Pros and Cons of a High-risk Trading Strategy
Buying and selling stock options is among the riskiest type of investing, but can pay off in huge returns. A stock option is the right to buy (call option) or sell (put option) a specific number of shares at a certain price, by a specified date.
Options are classified as either in-the-money or out-of-the-money. In-the-money options can be exercised at their current price, and out-of-the-money options require the price to increase for a call option, or decrease for a put option, for the stock to be exercised.
For example, if a stock is priced at $37, a call option with an exercise price (also called a strike price) of $35 will be in-the-money, and a call option with a strike price of $40 will be out-of-the-money.
Positives of In-the-Money Options Trades
The main positive aspect to buying an in-the-money option is the potential for larger gains in a very short period of time. For example, if the price of XYZ Corp stock is currently $22, a call option with a strike price set to expire one month at $20 from today may be priced at $3.
This hypothetical in-the-money option carries a premium of $1. If this option is for 100 shares, the cost of the transaction would be $300 plus commission. For $300, the buyer has the opportunity to participate in the profits (and losses) of 100 shares of stock, which without options would require an investment of $2,200.
The best result would be for the price to rise a proportionately large amount, for example, to $25. This will generally result in the option price rising above $5 where it can be sold for a profit of at least $2 ($500 proceeds), or the option can be exercised at a favorable price.
If a market exists for the option, it can be sold prior to the expiration date, taking profits early, or salvaging some part of the investment, even if it is at a loss.
A put option works in the same fashion in the other direction. Profits are made from a decrease in price. This is similar to selling a stock short, but a put option limits the possible loss to the price of the option, while with shorting stocks, the possible loss is unlimited.
Negatives of Trading Options In-the-Money
The primary negative to options is that all of the investment is at risk for a particular time period. If, in the above example, the stock price declines below $20, the option will decline in price, until it becomes worthless at expiration.
Options are sold at a premium, generally determined by the Black-Scholes method, which accounts for the stock’s price, volatility, and time remaining until expiration. Even if a stock price does not decline, the value of the option will still erode as it approaches the expiration date.
Prices on options are still subject to market forces and premiums can increase in anticipation of earnings reports or other expected news. Since the option price is dependent on the underlying stock price, changes in the stock price have a magnified effect on the option price.
Commissions on options are higher than on stock purchases, with most brokerages charging a price for the transaction plus an additional price per option contract. Options are not marginable.

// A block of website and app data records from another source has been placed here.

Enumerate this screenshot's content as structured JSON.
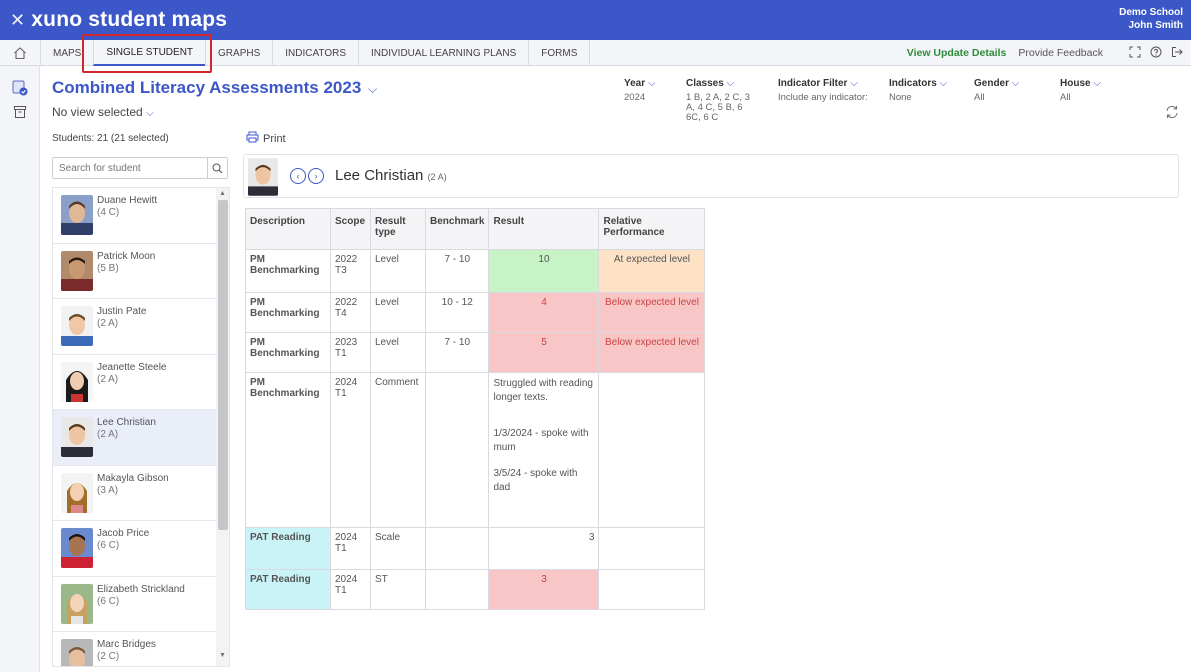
{
  "header": {
    "brand_prefix": "xuno",
    "brand_suffix": "student maps",
    "school": "Demo School",
    "user": "John Smith"
  },
  "nav": {
    "tabs": [
      {
        "label": "MAPS"
      },
      {
        "label": "SINGLE STUDENT"
      },
      {
        "label": "GRAPHS"
      },
      {
        "label": "INDICATORS"
      },
      {
        "label": "INDIVIDUAL LEARNING PLANS"
      },
      {
        "label": "FORMS"
      }
    ],
    "view_update": "View Update Details",
    "feedback": "Provide Feedback"
  },
  "page": {
    "title": "Combined Literacy Assessments 2023",
    "view_select": "No view selected"
  },
  "filters": [
    {
      "label": "Year",
      "value": "2024"
    },
    {
      "label": "Classes",
      "value": "1 B, 2 A, 2 C, 3 A, 4 C, 5 B, 6 6C, 6 C"
    },
    {
      "label": "Indicator Filter",
      "value": "Include any indicator:"
    },
    {
      "label": "Indicators",
      "value": "None"
    },
    {
      "label": "Gender",
      "value": "All"
    },
    {
      "label": "House",
      "value": "All"
    }
  ],
  "students": {
    "count_label": "Students: 21 (21 selected)",
    "search_placeholder": "Search for student",
    "print_label": "Print",
    "list": [
      {
        "name": "Duane Hewitt",
        "class": "(4 C)"
      },
      {
        "name": "Patrick Moon",
        "class": "(5 B)"
      },
      {
        "name": "Justin Pate",
        "class": "(2 A)"
      },
      {
        "name": "Jeanette Steele",
        "class": "(2 A)"
      },
      {
        "name": "Lee Christian",
        "class": "(2 A)"
      },
      {
        "name": "Makayla Gibson",
        "class": "(3 A)"
      },
      {
        "name": "Jacob Price",
        "class": "(6 C)"
      },
      {
        "name": "Elizabeth Strickland",
        "class": "(6 C)"
      },
      {
        "name": "Marc Bridges",
        "class": "(2 C)"
      }
    ]
  },
  "selected": {
    "name": "Lee Christian",
    "class": "(2 A)"
  },
  "table": {
    "headers": {
      "description": "Description",
      "scope": "Scope",
      "result_type": "Result type",
      "benchmark": "Benchmark",
      "result": "Result",
      "relative": "Relative Performance"
    },
    "rows": [
      {
        "description": "PM Benchmarking",
        "scope": "2022 T3",
        "type": "Level",
        "benchmark": "7 - 10",
        "result": "10",
        "relative": "At expected level"
      },
      {
        "description": "PM Benchmarking",
        "scope": "2022 T4",
        "type": "Level",
        "benchmark": "10 - 12",
        "result": "4",
        "relative": "Below expected level"
      },
      {
        "description": "PM Benchmarking",
        "scope": "2023 T1",
        "type": "Level",
        "benchmark": "7 - 10",
        "result": "5",
        "relative": "Below expected level"
      },
      {
        "description": "PM Benchmarking",
        "scope": "2024 T1",
        "type": "Comment",
        "benchmark": "",
        "comment1": "Struggled with reading longer texts.",
        "comment2": "1/3/2024 - spoke with mum",
        "comment3": "3/5/24 - spoke with dad",
        "relative": ""
      },
      {
        "description": "PAT Reading",
        "scope": "2024 T1",
        "type": "Scale",
        "benchmark": "",
        "result": "3",
        "relative": ""
      },
      {
        "description": "PAT Reading",
        "scope": "2024 T1",
        "type": "ST",
        "benchmark": "",
        "result": "3",
        "relative": ""
      }
    ]
  }
}
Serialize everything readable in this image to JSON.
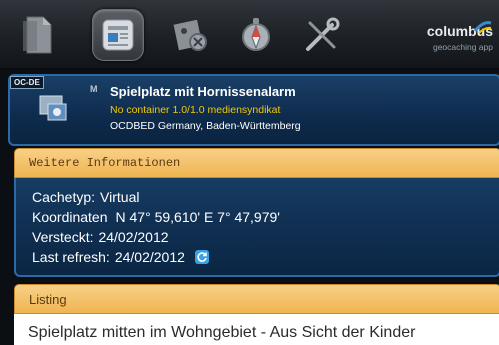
{
  "toolbar": {
    "buttons": [
      {
        "icon": "document-icon"
      },
      {
        "icon": "cache-details-icon",
        "active": true
      },
      {
        "icon": "map-tools-icon"
      },
      {
        "icon": "compass-icon"
      },
      {
        "icon": "settings-tools-icon"
      }
    ],
    "brand_name": "columbus",
    "brand_sub": "geocaching app"
  },
  "cache": {
    "badge": "OC-DE",
    "marker": "M",
    "title": "Spielplatz mit Hornissenalarm",
    "details": "No container  1.0/1.0  mediensyndikat",
    "location": "OCDBED Germany, Baden-Württemberg"
  },
  "info_section": {
    "header": "Weitere Informationen",
    "rows": [
      {
        "label": "Cachetyp:",
        "value": "Virtual"
      },
      {
        "label": "Koordinaten",
        "value": "N 47° 59,610' E 7° 47,979'"
      },
      {
        "label": "Versteckt:",
        "value": "24/02/2012"
      },
      {
        "label": "Last refresh:",
        "value": "24/02/2012"
      }
    ]
  },
  "listing_section": {
    "header": "Listing",
    "text": "Spielplatz mitten im Wohngebiet - Aus Sicht der Kinder"
  },
  "colors": {
    "accent_orange": "#f0b552",
    "panel_blue": "#0f2e50",
    "panel_border": "#2b6aa6",
    "detail_yellow": "#f3c800"
  }
}
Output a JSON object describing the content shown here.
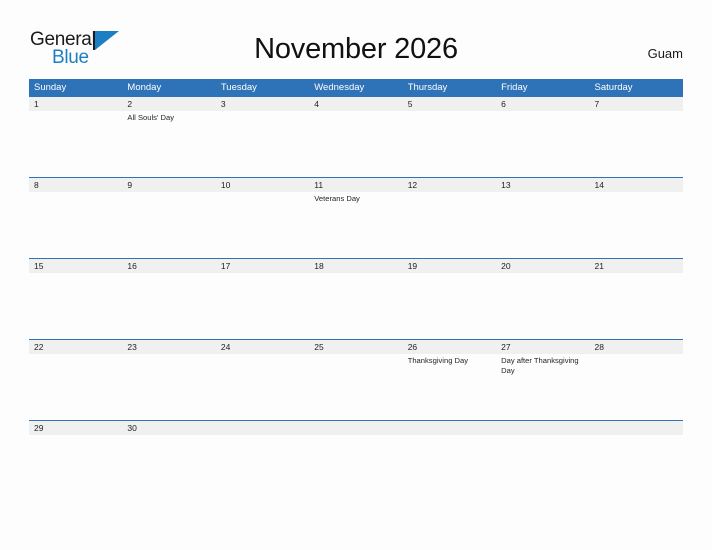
{
  "brand": {
    "name_part1": "General",
    "name_part2": "Blue",
    "accent_color": "#1d7fc3"
  },
  "header": {
    "title": "November 2026",
    "locale": "Guam",
    "header_color": "#2e72b8",
    "dateband_color": "#f0f0f0"
  },
  "calendar": {
    "month": "November",
    "year": "2026",
    "weekday_headers": [
      "Sunday",
      "Monday",
      "Tuesday",
      "Wednesday",
      "Thursday",
      "Friday",
      "Saturday"
    ],
    "weeks": [
      {
        "days": [
          {
            "num": "1",
            "event": ""
          },
          {
            "num": "2",
            "event": "All Souls' Day"
          },
          {
            "num": "3",
            "event": ""
          },
          {
            "num": "4",
            "event": ""
          },
          {
            "num": "5",
            "event": ""
          },
          {
            "num": "6",
            "event": ""
          },
          {
            "num": "7",
            "event": ""
          }
        ]
      },
      {
        "days": [
          {
            "num": "8",
            "event": ""
          },
          {
            "num": "9",
            "event": ""
          },
          {
            "num": "10",
            "event": ""
          },
          {
            "num": "11",
            "event": "Veterans Day"
          },
          {
            "num": "12",
            "event": ""
          },
          {
            "num": "13",
            "event": ""
          },
          {
            "num": "14",
            "event": ""
          }
        ]
      },
      {
        "days": [
          {
            "num": "15",
            "event": ""
          },
          {
            "num": "16",
            "event": ""
          },
          {
            "num": "17",
            "event": ""
          },
          {
            "num": "18",
            "event": ""
          },
          {
            "num": "19",
            "event": ""
          },
          {
            "num": "20",
            "event": ""
          },
          {
            "num": "21",
            "event": ""
          }
        ]
      },
      {
        "days": [
          {
            "num": "22",
            "event": ""
          },
          {
            "num": "23",
            "event": ""
          },
          {
            "num": "24",
            "event": ""
          },
          {
            "num": "25",
            "event": ""
          },
          {
            "num": "26",
            "event": "Thanksgiving Day"
          },
          {
            "num": "27",
            "event": "Day after Thanksgiving Day"
          },
          {
            "num": "28",
            "event": ""
          }
        ]
      },
      {
        "days": [
          {
            "num": "29",
            "event": ""
          },
          {
            "num": "30",
            "event": ""
          },
          {
            "num": "",
            "event": ""
          },
          {
            "num": "",
            "event": ""
          },
          {
            "num": "",
            "event": ""
          },
          {
            "num": "",
            "event": ""
          },
          {
            "num": "",
            "event": ""
          }
        ]
      }
    ]
  }
}
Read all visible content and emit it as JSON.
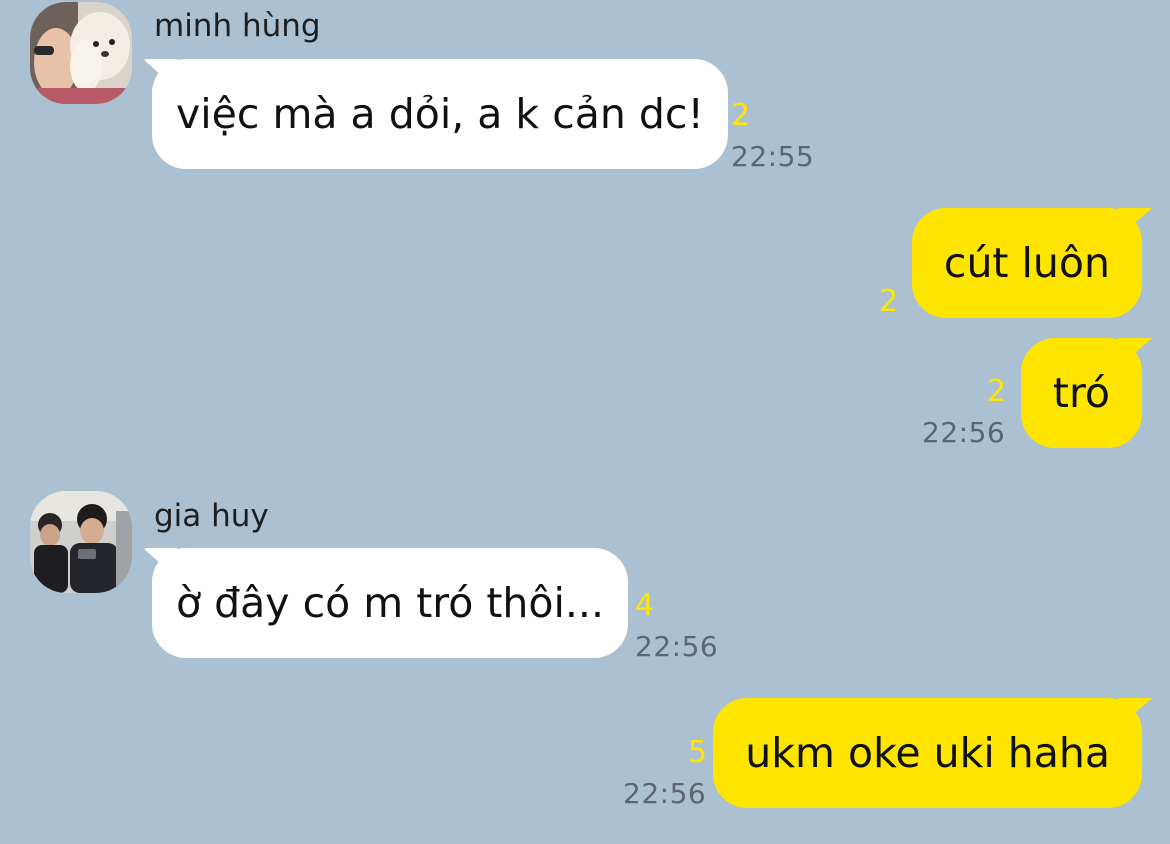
{
  "colors": {
    "background": "#abc1d2",
    "incoming_bubble": "#ffffff",
    "outgoing_bubble": "#fee500",
    "unread_count": "#ffe600",
    "timestamp": "#5c6670"
  },
  "messages": [
    {
      "direction": "incoming",
      "sender": "minh hùng",
      "avatar_icon": "profile-photo-person-with-dog",
      "text": "việc mà a dỏi, a k cản dc!",
      "unread": "2",
      "time": "22:55"
    },
    {
      "direction": "outgoing",
      "text": "cút luôn",
      "unread": "2",
      "time": ""
    },
    {
      "direction": "outgoing",
      "text": "tró",
      "unread": "2",
      "time": "22:56"
    },
    {
      "direction": "incoming",
      "sender": "gia huy",
      "avatar_icon": "profile-photo-group-of-friends",
      "text": "ờ đây có m tró thôi...",
      "unread": "4",
      "time": "22:56"
    },
    {
      "direction": "outgoing",
      "text": "ukm oke uki haha",
      "unread": "5",
      "time": "22:56"
    }
  ]
}
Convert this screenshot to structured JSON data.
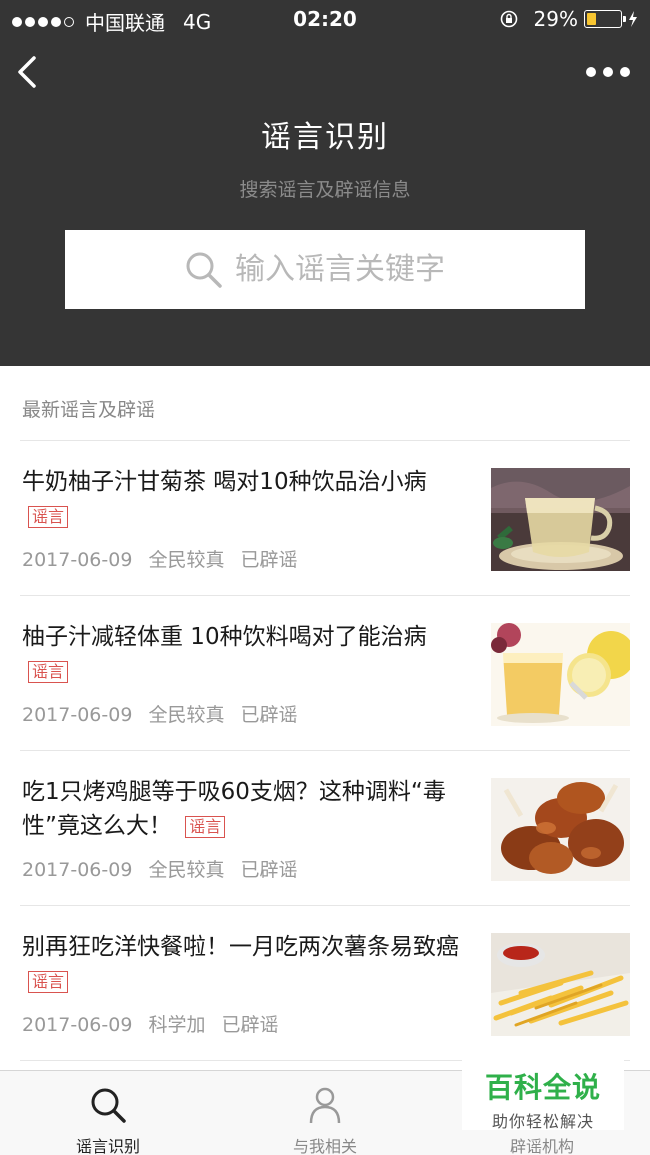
{
  "statusbar": {
    "carrier": "中国联通",
    "network": "4G",
    "time": "02:20",
    "battery_pct": "29%",
    "battery_level": 0.29
  },
  "header": {
    "title": "谣言识别",
    "subtitle": "搜索谣言及辟谣信息",
    "back_icon": "chevron-left-icon",
    "more_icon": "more-dots-icon"
  },
  "search": {
    "placeholder": "输入谣言关键字",
    "icon": "search-icon"
  },
  "section": {
    "title": "最新谣言及辟谣"
  },
  "articles": [
    {
      "title": "牛奶柚子汁甘菊茶 喝对10种饮品治小病",
      "tag": "谣言",
      "date": "2017-06-09",
      "source": "全民较真",
      "status": "已辟谣",
      "image": "tea-cup-photo"
    },
    {
      "title": "柚子汁减轻体重 10种饮料喝对了能治病",
      "tag": "谣言",
      "date": "2017-06-09",
      "source": "全民较真",
      "status": "已辟谣",
      "image": "grapefruit-juice-photo"
    },
    {
      "title": "吃1只烤鸡腿等于吸60支烟？这种调料“毒性”竟这么大！",
      "tag": "谣言",
      "date": "2017-06-09",
      "source": "全民较真",
      "status": "已辟谣",
      "image": "roast-chicken-photo"
    },
    {
      "title": "别再狂吃洋快餐啦！一月吃两次薯条易致癌",
      "tag": "谣言",
      "date": "2017-06-09",
      "source": "科学加",
      "status": "已辟谣",
      "image": "french-fries-photo"
    }
  ],
  "tabbar": {
    "tabs": [
      {
        "label": "谣言识别",
        "icon": "search-icon",
        "active": true
      },
      {
        "label": "与我相关",
        "icon": "person-icon",
        "active": false
      },
      {
        "label": "辟谣机构",
        "icon": "building-icon",
        "active": false
      }
    ]
  },
  "watermark": {
    "brand": "百科全说",
    "slogan": "助你轻松解决"
  },
  "colors": {
    "header_bg": "#353535",
    "tag_red": "#d9534f",
    "battery": "#f7c531",
    "watermark_green": "#2fb04a"
  }
}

Option Buying Summary
Buying options can be combined with stock purchases for a worthwhile investment strategy for use in hedging, or reducing the risk of the offsetting stock.
Purchasing options without the stock purchase also (known as buying naked calls or puts), is a high- risk form of speculation which can produce very high returns or complete loss of the purchase price.